New Brunswick public officials welcomed hundreds of Frederictonians to the provincial legislature Monday afternoon for New Brunswick Day and Emancipation Day celebrations.
Premier Blaine Higgs, Speaker of The House Bill Oliver and other officials took part in a flag-raising ceremony to officially mark the day.
Higgs told the crowd it was exciting for him to welcome the public back to the legislature for the second year of New Brunswick Day celebrations.
Eased COVID-19 public health rules in August 2021 caused a spike in cases after festivities, but Higgs said the province is now moving forward.
“Though the pandemic is still with us, working together, we continue to move in the right direction,” said Higgs.
“Our economy has been improving. We have seen unprecedented growth in our province, surpassing 800,000 residents for the first time in our history.”
During his speech, the premier also took time to recognize Emancipation Day, which honours the abolishment of slavery in Britain and its colonies in 1834.
The New Brunswick government unanimously passed a motion to officially recognize the day in June.
“Today and every day, I invite you to celebrate their contributions and acknowledge the black communities and leaders in our province and across our nation,” said Higgs.
Arlene Dunn, minister of immigration, aboriginal affairs, economic development and Opportunities NB, said the event is a proud one for her family.
“My mother-in-law … spent about 35 years of her life trying to eradicate racism and fighting for folks who typically don’t have the opportunity to participate in all the things that people who are white take for granted every single day,” said Dunn.

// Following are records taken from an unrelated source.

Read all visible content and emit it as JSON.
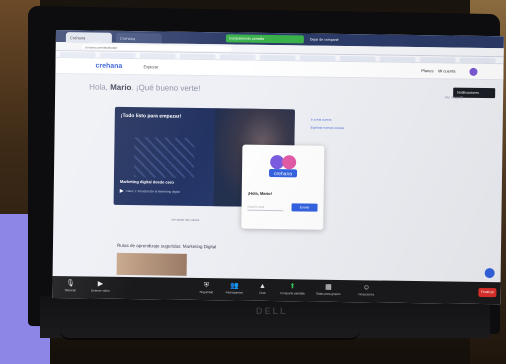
{
  "browser": {
    "tabs": [
      "Crehana",
      "Crehana"
    ],
    "sharing_banner": "Compartiendo pantalla",
    "stop_label": "Dejar de compartir",
    "url": "crehana.com/dashboard"
  },
  "site": {
    "logo": "crehana",
    "nav_explore": "Explorar",
    "nav_right_1": "Planes",
    "nav_right_2": "Mi cuenta",
    "tooltip": "Notificaciones"
  },
  "greeting": {
    "hello": "Hola,",
    "name": "Mario",
    "rest": ". ¡Qué bueno verte!",
    "right_link": "Ver mi perfil"
  },
  "hero": {
    "title": "¡Todo listo para empezar!",
    "course": "Marketing digital desde cero",
    "meta": "Clase 1: Introducción al Marketing digital"
  },
  "right_links": [
    "Ir a mis cursos",
    "Explorar nuevos cursos"
  ],
  "popup": {
    "brand": "crehana",
    "question": "¡Hola, Mario!",
    "input_placeholder": "Escribe aquí",
    "button": "Enviar"
  },
  "small_link": "Ver todos mis cursos",
  "section_title": "Rutas de aprendizaje sugeridas: Marketing Digital",
  "zoom_toolbar": {
    "items": [
      {
        "icon": "microphone-icon",
        "label": "Silenciar"
      },
      {
        "icon": "video-icon",
        "label": "Detener video"
      },
      {
        "icon": "shield-icon",
        "label": "Seguridad"
      },
      {
        "icon": "participants-icon",
        "label": "Participantes"
      },
      {
        "icon": "chat-icon",
        "label": "Chat"
      },
      {
        "icon": "share-screen-icon",
        "label": "Compartir pantalla"
      },
      {
        "icon": "breakout-icon",
        "label": "Salas para grupos"
      },
      {
        "icon": "reactions-icon",
        "label": "Reacciones"
      }
    ],
    "end": "Finalizar"
  },
  "laptop_brand": "DELL",
  "colors": {
    "accent_blue": "#3462e0",
    "hero_navy": "#1d2b57",
    "share_green": "#3ab14b",
    "end_red": "#e0302b",
    "desk_paper": "#8d86e6"
  }
}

“I know she’s not with us here physically, but I know that she’s here in spirit.”
Dunn said while it is important to celebrate, New Brunswick cannot ignore the “dehumanizing history” Black residents endured because of their skin colour and racist attitudes.
She said there have been “sizeable gains” in the labour force status of racial minorities, but significant gaps still remain.
“Racism is not that simple as the word that we hear in our daily lives,” she said.
“Racism has damaged the lives and obliterated the dreams of many, many people.”
Dunn concluded with a final word that Emancipation Day is a day to reflect and educate about the ongoing fight against anti-Black racism and discrimination.
“Hatred and intolerance have no place in my New Brunswick, and they shouldn’t have a place in anyone else’s,” said Dunn.